IDRC was a major supporter of ICAR. Vice President Joseph Hulse was a very strong friend of India and, of course, a very good personal friend of our family. Since the 1990s, he was a frequent visitor to our country and was proud that he had come to India more than 50 times. The Government of India awarded him the Padma Shri in 2008, for his contributions to science and for his humanitarian activities in India. Hulse was instrumental in setting up the Central Food Technological Research Institute (CFTRI) in Mysore. His long association with MSSRF was significant. He was actively involved with our Bio-villages Programme.

When it came to CIDA, I had a good interaction with Dr Margaret Catley Carlson, who was the President of CIDA from 1983 to 1989.  When I was President of IUCN, there was a very serious drought in Africa. The Director of Research of IUCN and I called on Dr. Margaret Carlson and requested her for funding. She willingly agreed to help with the ecological rehabilitation of the drought-affected areas and she insisted that the CIDA’s funding should be utilised at the field level, helping people to rehabilitate themselves and not to increase staff at the headquarters. The funds should be utilised at the place where the problem was — a very sound philosophy, indeed.
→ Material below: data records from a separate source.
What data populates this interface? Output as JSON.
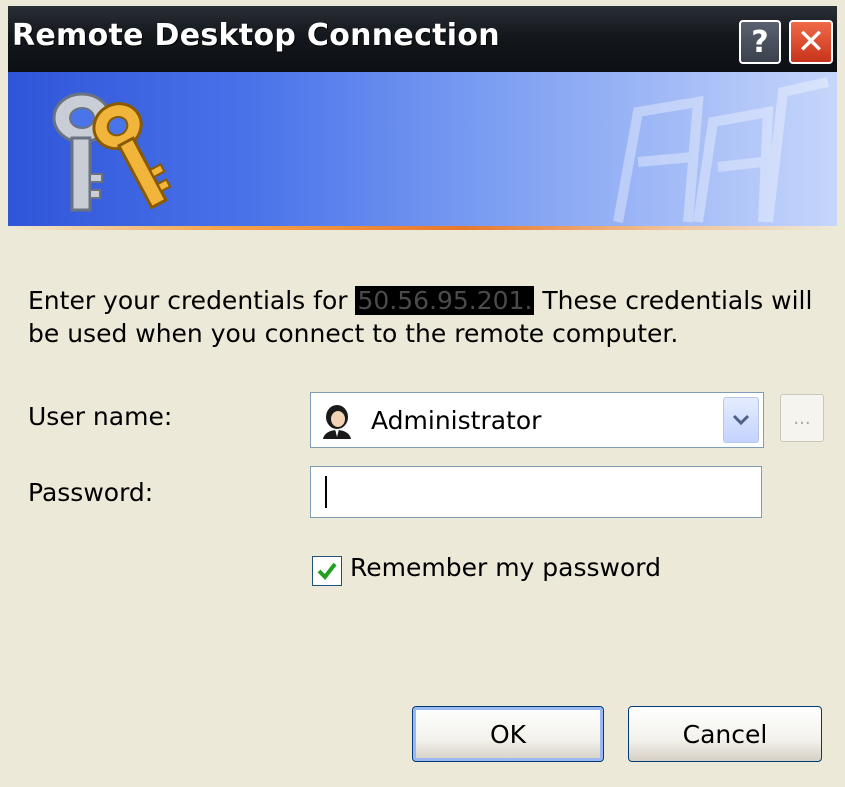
{
  "window": {
    "title": "Remote Desktop Connection",
    "help_label": "?",
    "close_label": "✕"
  },
  "prompt": {
    "text_before": "Enter your credentials for ",
    "host": "50.56.95.201.",
    "text_after": " These credentials will be used when you connect to the remote computer."
  },
  "form": {
    "username_label": "User name:",
    "username_value": "Administrator",
    "browse_label": "...",
    "password_label": "Password:",
    "password_value": "",
    "remember_label": "Remember my password",
    "remember_checked": true
  },
  "buttons": {
    "ok": "OK",
    "cancel": "Cancel"
  },
  "colors": {
    "titlebar": "#14181d",
    "banner_start": "#2f55d8",
    "banner_end": "#c6d6fb",
    "accent_line": "#e8772c",
    "checkmark": "#21a121"
  }
}
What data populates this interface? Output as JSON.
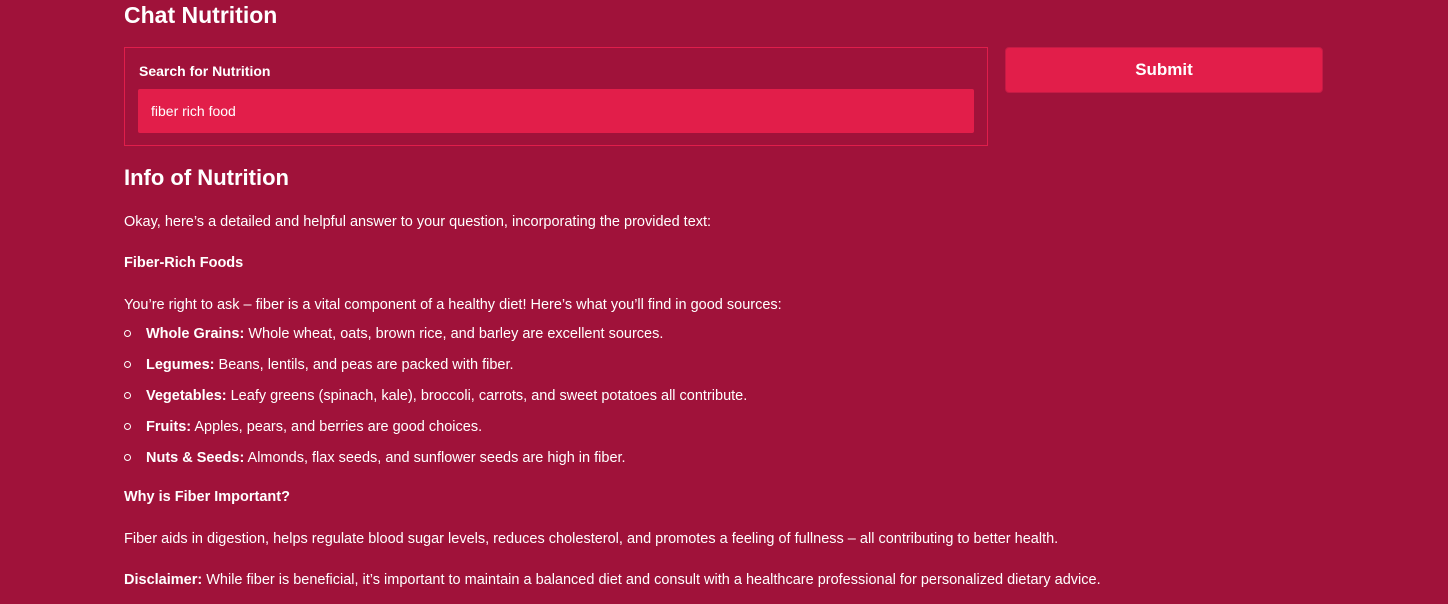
{
  "header": {
    "title": "Chat Nutrition"
  },
  "search": {
    "label": "Search for Nutrition",
    "value": "fiber rich food",
    "submit_label": "Submit"
  },
  "info": {
    "title": "Info of Nutrition",
    "intro": "Okay, here’s a detailed and helpful answer to your question, incorporating the provided text:",
    "subheading_1": "Fiber-Rich Foods",
    "lead": "You’re right to ask – fiber is a vital component of a healthy diet! Here’s what you’ll find in good sources:",
    "items": [
      {
        "term": "Whole Grains:",
        "text": " Whole wheat, oats, brown rice, and barley are excellent sources."
      },
      {
        "term": "Legumes:",
        "text": " Beans, lentils, and peas are packed with fiber."
      },
      {
        "term": "Vegetables:",
        "text": " Leafy greens (spinach, kale), broccoli, carrots, and sweet potatoes all contribute."
      },
      {
        "term": "Fruits:",
        "text": " Apples, pears, and berries are good choices."
      },
      {
        "term": "Nuts & Seeds:",
        "text": " Almonds, flax seeds, and sunflower seeds are high in fiber."
      }
    ],
    "subheading_2": "Why is Fiber Important?",
    "importance": "Fiber aids in digestion, helps regulate blood sugar levels, reduces cholesterol, and promotes a feeling of fullness – all contributing to better health.",
    "disclaimer_label": "Disclaimer:",
    "disclaimer_text": " While fiber is beneficial, it’s important to maintain a balanced diet and consult with a healthcare professional for personalized dietary advice."
  },
  "colors": {
    "background": "#a0123a",
    "accent": "#e21e4a",
    "text": "#ffffff"
  }
}
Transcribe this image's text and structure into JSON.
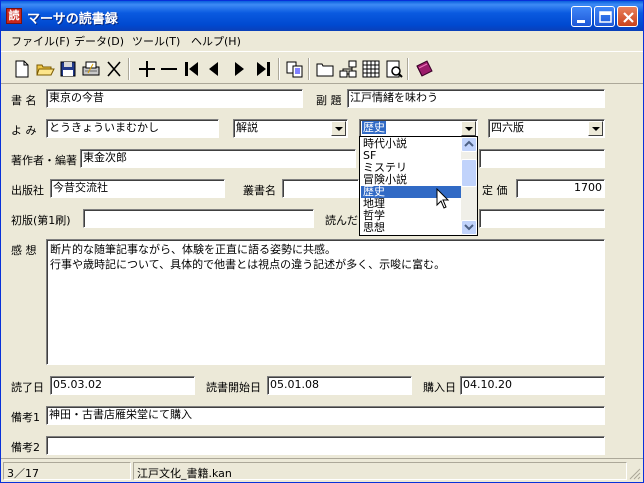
{
  "window": {
    "title": "マーサの読書録",
    "app_icon_glyph": "読",
    "controls": [
      "minimize",
      "maximize",
      "close"
    ]
  },
  "menu": [
    {
      "label": "ファイル(F)"
    },
    {
      "label": "データ(D)"
    },
    {
      "label": "ツール(T)"
    },
    {
      "label": "ヘルプ(H)"
    }
  ],
  "toolbar": {
    "icons": [
      "new-icon",
      "open-folder-icon",
      "save-icon",
      "print-icon",
      "delete-icon",
      "add-record-icon",
      "remove-record-icon",
      "first-record-icon",
      "prev-record-icon",
      "next-record-icon",
      "last-record-icon",
      "copy-icon",
      "folder-icon",
      "network-icon",
      "table-icon",
      "preview-icon",
      "book-icon"
    ]
  },
  "form": {
    "title_label": "書 名",
    "title_value": "東京の今昔",
    "subtitle_label": "副 題",
    "subtitle_value": "江戸情緒を味わう",
    "reading_label": "よ み",
    "reading_value": "とうきょういまむかし",
    "type_value": "解説",
    "genre_value": "歴史",
    "format_value": "四六版",
    "author_label": "著作者・編著",
    "author_value": "東金次郎",
    "publisher_label": "出版社",
    "publisher_value": "今昔交流社",
    "series_label": "叢書名",
    "series_value": "",
    "price_label": "定 価",
    "price_value": "1700",
    "first_edition_label": "初版(第1刷)",
    "first_edition_value": "",
    "read_count_label": "読んだ",
    "read_count_value": "",
    "impressions_label": "感 想",
    "impressions_lines": [
      "断片的な随筆記事ながら、体験を正直に語る姿勢に共感。",
      "行事や歳時記について、具体的で他書とは視点の違う記述が多く、示唆に富む。"
    ],
    "read_end_label": "読了日",
    "read_end_value": "05.03.02",
    "read_start_label": "読書開始日",
    "read_start_value": "05.01.08",
    "purchase_label": "購入日",
    "purchase_value": "04.10.20",
    "note1_label": "備考1",
    "note1_value": "神田・古書店雁栄堂にて購入",
    "note2_label": "備考2",
    "note2_value": ""
  },
  "genre_dropdown": {
    "items": [
      "時代小説",
      "SF",
      "ミステリ",
      "冒険小説",
      "歴史",
      "地理",
      "哲学",
      "思想"
    ],
    "selected": "歴史"
  },
  "status": {
    "record": "3／17",
    "file": "江戸文化_書籍.kan"
  }
}
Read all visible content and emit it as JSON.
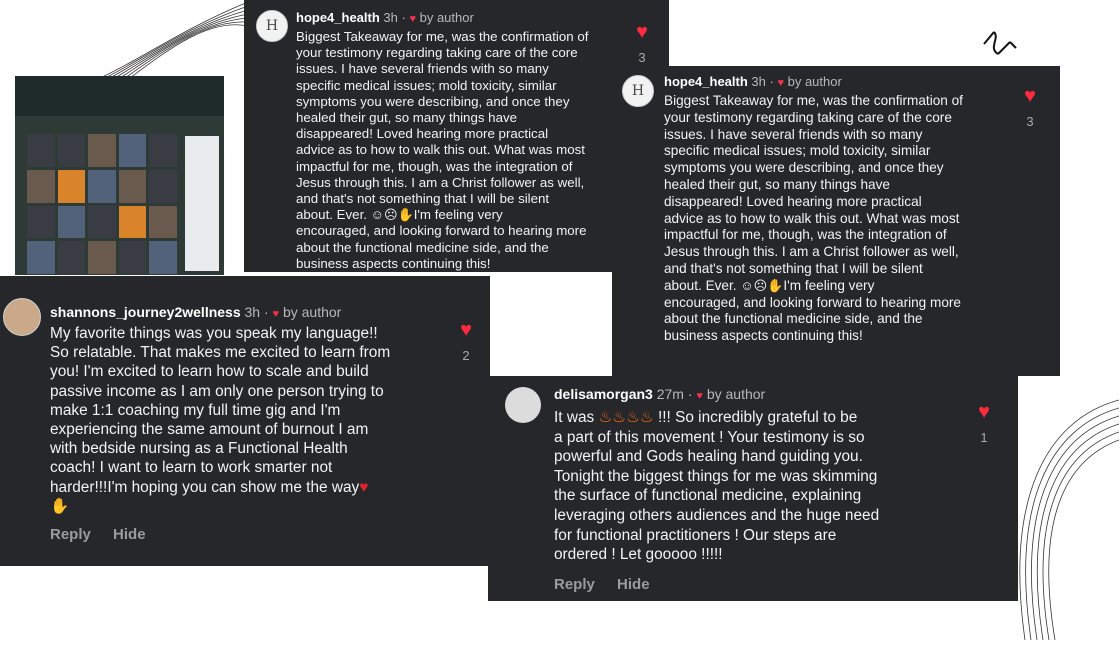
{
  "comments": [
    {
      "username": "hope4_health",
      "time": "3h",
      "author_label": "by author",
      "avatar_letter": "H",
      "lines": [
        "Biggest Takeaway for me, was the confirmation of",
        "your testimony regarding taking care of the core",
        "issues. I have several friends with so many",
        "specific medical issues; mold toxicity, similar",
        "symptoms you were describing, and once they",
        "healed their gut, so many things have",
        "disappeared! Loved hearing more practical",
        "advice as to how to walk this out. What was most",
        "impactful for me, though, was the integration of",
        "Jesus through this. I am a Christ follower as well,",
        "and that's not something that I will be silent",
        "about. Ever.",
        "encouraged, and looking forward to hearing more",
        "about the functional medicine side, and the",
        "business aspects continuing this!"
      ],
      "line12_tail": "I'm feeling very",
      "likes": "3"
    },
    {
      "username": "shannons_journey2wellness",
      "time": "3h",
      "author_label": "by author",
      "lines": [
        "My favorite things was you speak my language!!",
        "So relatable. That makes me excited to learn from",
        "you! I'm excited to learn how to scale and build",
        "passive income as I am only one person trying to",
        "make 1:1 coaching my full time gig and I'm",
        "experiencing the same amount of burnout I am",
        "with bedside nursing as a Functional Health",
        "coach! I want to learn to work smarter not",
        "harder!!!I'm hoping you can show me the way"
      ],
      "likes": "2",
      "reply": "Reply",
      "hide": "Hide"
    },
    {
      "username": "delisamorgan3",
      "time": "27m",
      "author_label": "by author",
      "line1_start": "It was",
      "line1_end": "!!! So incredibly grateful to be",
      "lines": [
        "a part of this movement ! Your testimony is so",
        "powerful and Gods healing hand guiding you.",
        "Tonight the biggest things for me was skimming",
        "the surface of functional medicine, explaining",
        "leveraging others audiences and the huge need",
        "for functional practitioners !  Our steps are",
        "ordered ! Let gooooo !!!!!"
      ],
      "likes": "1",
      "reply": "Reply",
      "hide": "Hide"
    }
  ],
  "icons": {
    "heart": "heart-icon",
    "emoji_smile": "smiling-face-icon",
    "emoji_pleading": "pleading-face-icon",
    "emoji_hands": "raised-hands-icon",
    "emoji_fire": "fire-icon"
  },
  "colors": {
    "card_bg": "#25272b",
    "heart": "#ff2a3d",
    "username": "#ffffff",
    "meta": "#b8b8b8"
  }
}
Prime Minister Pierre Trudeau’s visit to IRRI in February 1983 was an exciting event. He showed keen interest in our work and I took him to the IRRI Gene Bank, one of the best in the world. When we approached the cold storage, where seeds can be kept for 30 to 40years without getting spoiled as the temperature is maintained at about 2o to 3o degree C, I warned him that it would be very cold there. Immediately he turned to me and said he had just come from Ottawa where the temperature was -20o to -30o! He had brought along his young 8-year-old son Michel, who saw a tractor being driven in the field and wanted to drive it. We organised it and he enjoyed himself thoroughly handling the steering of the tractor and driving it himself. Very sadly, Michel died at just 23 in an avalanche while skiing. His elder brother Justin is now Canada’s Prime Minister.  

Another delightful Canadian was Glenn Anderson whom I met at a workshop in Sweden. He was an internationally renowned wheat breeder and geneticist. I was very impressed with him and requested the Rockefeller Foundation to provide his services to IARI. He headed the wheat programme for the Rockefeller Foundation in New Delhi from 1964-1971. He was a close friend of Dr. Norman Borlaug at CIMMYT in Mexico and helped us in the success of the Green Revolution.
My connection with Canada over the years has been very cordial and fruitful. CIDA and IDRC have supported MSSRF in many different activities.